Disney also ends every show or ride with an exit through a gift shop featuring merchandise from what you've just seen, heard, and experienced. This elicits inspired purchases while the warm feelings for a character or movie is at its peak. Every business should study this process of inspiring customers to buy what they are selling when the need is secondary to the want. Wanting to buy something always wins over the need to buy something. Purchasing for needs is essential-boring. Purchasing something you want is exciting-satisfying.

Communities should pay attention to Disney's use of a focal point that help people realize that they've arrived in a special place. In the Magic Kingdom it is Cinderella's Castle. In the Animal Kingdom in Orlando, it is "The Tree of Life" a 200-foot artificial tree (although appearing real) that has carvings of over 300 animals on every branch, root and every inch in between.
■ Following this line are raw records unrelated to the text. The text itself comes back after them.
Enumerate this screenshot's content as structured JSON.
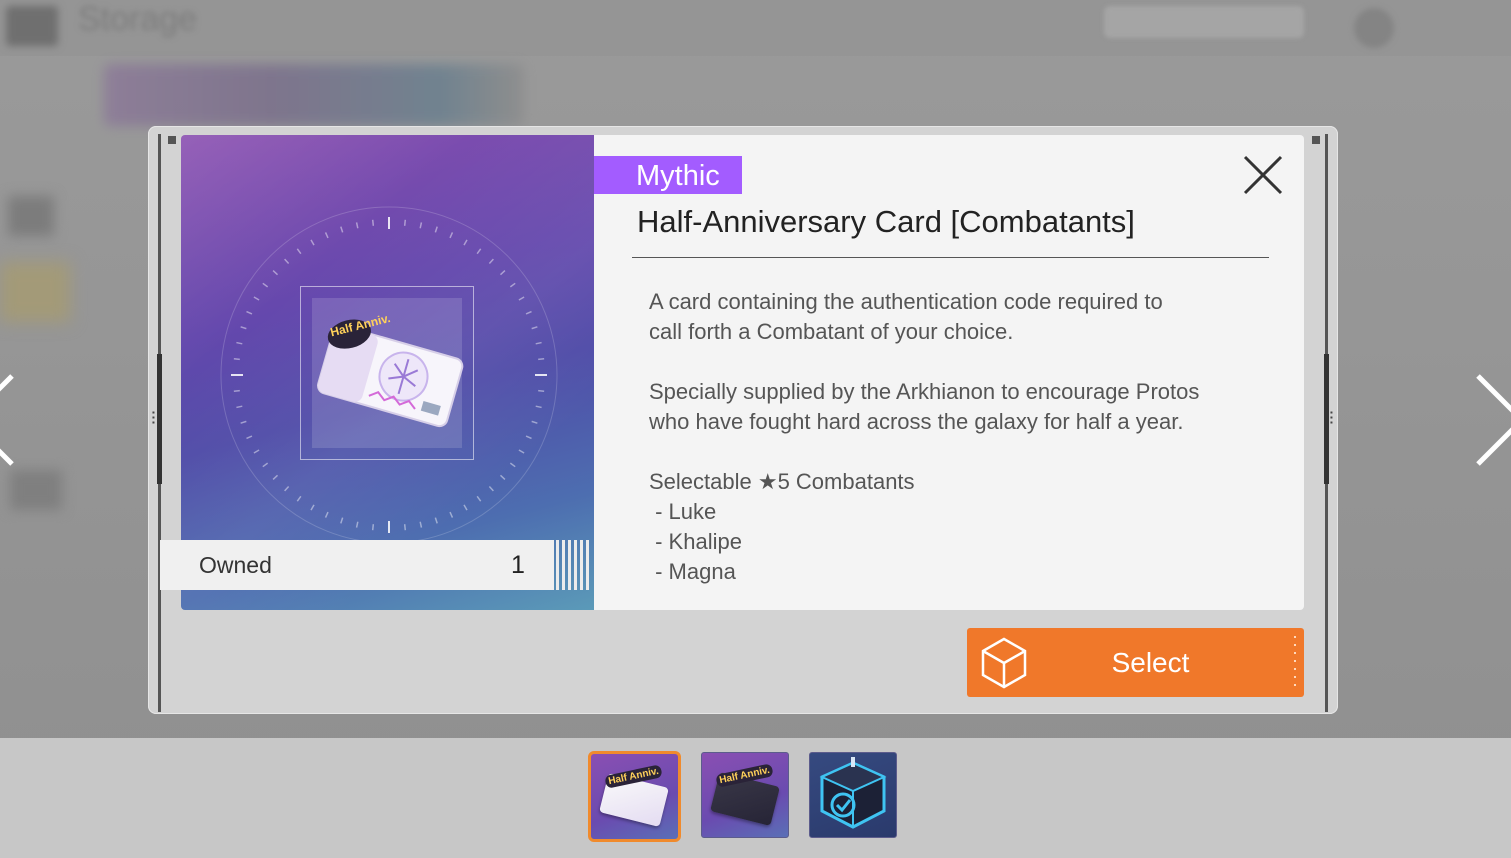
{
  "background": {
    "title": "Storage"
  },
  "modal": {
    "rarity": "Mythic",
    "title": "Half-Anniversary Card [Combatants]",
    "description": [
      "A card containing the authentication code required to",
      "call forth a Combatant of your choice.",
      "",
      "Specially supplied by the Arkhianon to encourage Protos",
      "who have fought hard across the galaxy for half a year.",
      "",
      "Selectable ★5 Combatants",
      " - Luke",
      " - Khalipe",
      " - Magna"
    ],
    "owned_label": "Owned",
    "owned_count": "1",
    "select_label": "Select",
    "card_badge": "Half Anniv.",
    "colors": {
      "rarity": "#a35cff",
      "select_button": "#f0782a",
      "selected_thumb_border": "#f08a2c"
    }
  },
  "thumbnails": [
    {
      "name": "half-anniversary-card-combatants",
      "selected": true,
      "badge": "Half Anniv."
    },
    {
      "name": "half-anniversary-card-dark",
      "selected": false,
      "badge": "Half Anniv."
    },
    {
      "name": "selection-box",
      "selected": false
    }
  ],
  "icons": {
    "close": "close-icon",
    "select": "cube-icon",
    "prev": "chevron-left-icon",
    "next": "chevron-right-icon"
  }
}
People see, appreciate and remember these focal points as the distinguishing feature of each Disney park they visit. If you've been to either Disney World or Disneyland you can probably close your eyes and vividly picture Cinderella's Castle in your mind.

Now close your eyes and picture the memorable landmark or feature in your town or business. What is it? How good of an impression does it make? The lesson here is to pay attention to every detail in terms of what you are trying to promote and sell. Blend everything people see, hear, and feel when they enter your business or town into a total inspiring experience that makes people want to have what you are offering. This process of expert packaging works well for Disney and will work well for you.

Be fanatical about the image you want to present. In my visits, I have seen countless extra touches at Disney World that didn't really seem necessary. However, since Disney World demands to be both different and better than the competition they were absolutely necessary.

What can set your business or community head and shoulders above the rest? Develop it on a grand scale to create your own "Magic Kingdom". Disney spends a lot of money but their investment pays off every time they open their doors. It is then that they collect lots of money.

Determine this year how you can give people something worth shouting about, in terms of visiting your town or business. They don't have to shout it out on national television, but anyone who tells others how excited they are about what you offer will create a stir and a following affect, as those within earshot will also want to come and see what the excitements about.